Old Cheyenne Law Technically Bans Christmas Caroling In Public
In 1897, The City of Cheyenne passed an ordinance prohibiting public performances without a permit. 121 years later, singing Christmas carols in public could technically subject you to a $750 fine or six months in jail.
Municipal Code § 5.36.030 states:
"Persons desiring to deliver a public address or engage in singing or playing of musical instruments or give any other form of entertainment or advertise upon any streets, alleys, sidewalks or other thoroughfares or public property of the city must state the location for and the time when such address, entertainment or advertising is to be given and obtain a written permit from the mayor."
Although the statute was revised to allow street musicians to perform downtown, it's still illegal to sing on public property without a written permit.
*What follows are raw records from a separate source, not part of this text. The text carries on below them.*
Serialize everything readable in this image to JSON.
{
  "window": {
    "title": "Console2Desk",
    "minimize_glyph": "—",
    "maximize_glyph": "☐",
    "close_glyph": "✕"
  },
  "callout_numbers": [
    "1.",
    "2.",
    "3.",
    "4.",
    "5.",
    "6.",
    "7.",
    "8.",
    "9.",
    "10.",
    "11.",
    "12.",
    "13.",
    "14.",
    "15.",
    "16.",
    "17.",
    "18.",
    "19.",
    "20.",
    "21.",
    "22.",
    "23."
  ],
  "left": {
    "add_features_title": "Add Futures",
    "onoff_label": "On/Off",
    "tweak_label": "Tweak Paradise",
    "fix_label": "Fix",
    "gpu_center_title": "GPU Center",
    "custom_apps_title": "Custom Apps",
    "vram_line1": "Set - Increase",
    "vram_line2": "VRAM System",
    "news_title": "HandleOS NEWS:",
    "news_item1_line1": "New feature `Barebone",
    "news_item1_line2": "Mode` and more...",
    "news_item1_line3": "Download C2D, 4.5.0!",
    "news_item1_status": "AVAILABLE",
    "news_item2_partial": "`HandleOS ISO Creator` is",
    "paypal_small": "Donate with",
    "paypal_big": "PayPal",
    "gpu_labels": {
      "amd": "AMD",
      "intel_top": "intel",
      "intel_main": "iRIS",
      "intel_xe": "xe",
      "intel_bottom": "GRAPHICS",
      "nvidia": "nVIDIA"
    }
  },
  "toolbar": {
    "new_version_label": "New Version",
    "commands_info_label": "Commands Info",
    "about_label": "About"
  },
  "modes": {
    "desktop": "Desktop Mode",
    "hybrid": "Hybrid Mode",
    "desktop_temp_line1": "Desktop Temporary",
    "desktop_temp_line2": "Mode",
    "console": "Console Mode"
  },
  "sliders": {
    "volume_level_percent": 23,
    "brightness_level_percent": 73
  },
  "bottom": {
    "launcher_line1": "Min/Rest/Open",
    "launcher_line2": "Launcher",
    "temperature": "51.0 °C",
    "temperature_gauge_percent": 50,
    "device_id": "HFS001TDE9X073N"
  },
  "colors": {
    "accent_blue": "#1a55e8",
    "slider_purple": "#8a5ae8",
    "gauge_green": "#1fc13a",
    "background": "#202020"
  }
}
"Would the Cheyenne Police Department arrest every member of an elementary school choir for belting out “Jingle Bells” in the Depot Plaza? Of course not," Anthony Viddard wrote in a 2016 Wyoming Liberty Group blog. "But, could a citizen wind up with a hefty citation for Christmas caroling on a public sidewalk? Under the current ordinance, yes, it is possible."
If someone was ticketed for unlawful singing in Cheyenne, the ordinance would likely be declared unconstitutional in court, according to Viddard.
"Bad laws aren’t always created with malicious intent; and the worse the law, the less likely it is to be enforced. However, we must all be vigilant of laws that stand even the slightest chance of limiting our constitutional liberties and fight to see them repealed," he argued.